Skip to main content

About this free course

Become an OU student

Download this course

Share this free course

Health and wellbeing in the ancient world
Health and wellbeing in the ancient world

Start this free course now. Just create an account and sign in. Enrol and complete the course for a free statement of participation or digital badge if available.

Further reading
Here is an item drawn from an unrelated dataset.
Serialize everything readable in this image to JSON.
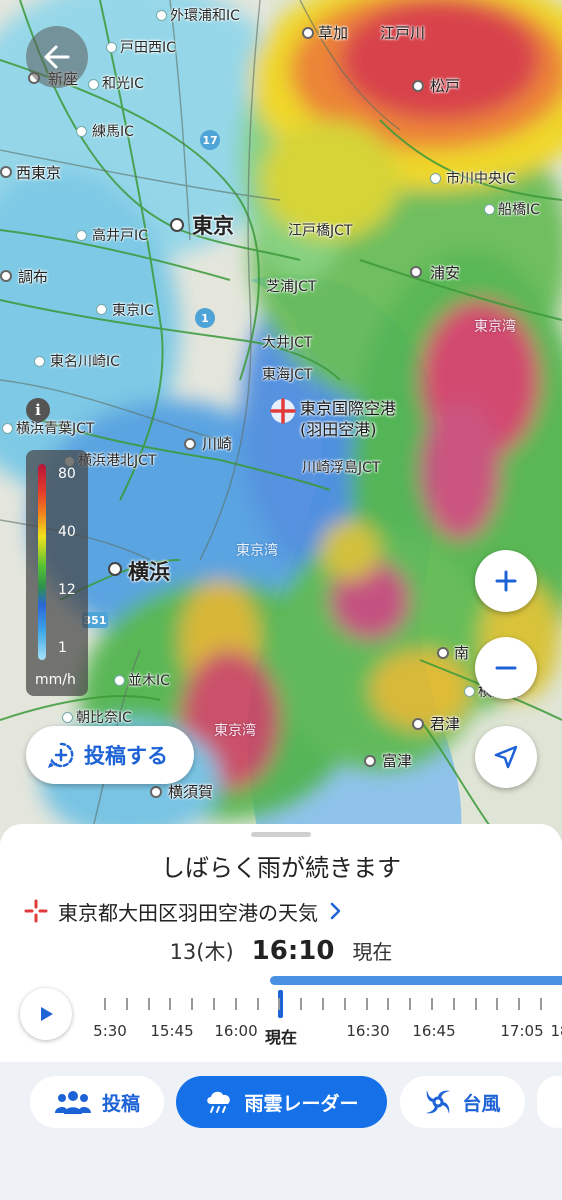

Sponge on a stick [Tip: hold Ctrl and click a link to open it in a new tab. (Hide tip)] : This blog post looks at the Greek writings that mention a ‘sponge on a stick’.
Roman game pieces really old toilet paper: This article discusses the Roman artifacts now thought to have been used as a form of toilet paper.
The birth of comedy: Find out more about Aristophanes’ plays and his humour in this free resource on OpenLearn.
Virginia Campbell, ‘No shit’: Virginia Campbell has written a blog post on evidence for Roman city authorities banning the disposal of waste in certain locations.
Draining Herculaneum: A discussion of the sewers of Herculaneum.
Latrines, sewers show varied ancient Roman diet: Archaeologists have picked through latrines and sewers to find clues to the varied diets of the citizens of Pompeii and Herculaneum.
750 sacks of human excrement recovered from Herculaneum: Excavations at Herculaneum have revealed layers of excrement that give us clues about the diet and health of the inhabitants there.
UK government guidance: Sewage sludge on farmland: code of practice.
Roman baths at Carnuntum: Public baths originally covering around 1500 square metres have been reconstructed at the Austrian site of Carnuntum.
Piers Mitchell, ‘Why the Romans weren’t quite as clean as you might have thought’, The Conversation: Piers Mitchell discusses the impact of Roman sanitation technology upon health.
Mark Bradley, ‘Roman sewers and the politics of cleanliness’, Omnibus, 2006: This article discusses one of the highlights of ancient Rome, the Cloaca Maxima (or Great Sewer).
Helen King, ‘Faecal transplants: not the first prescription of medicinal poo’: Helen King discusses the use of faecal transplants to treat antibiotic-resistant bacteria.
Helen King, ‘Poisons and love potions’: On knowledge of dosage in the ancient world.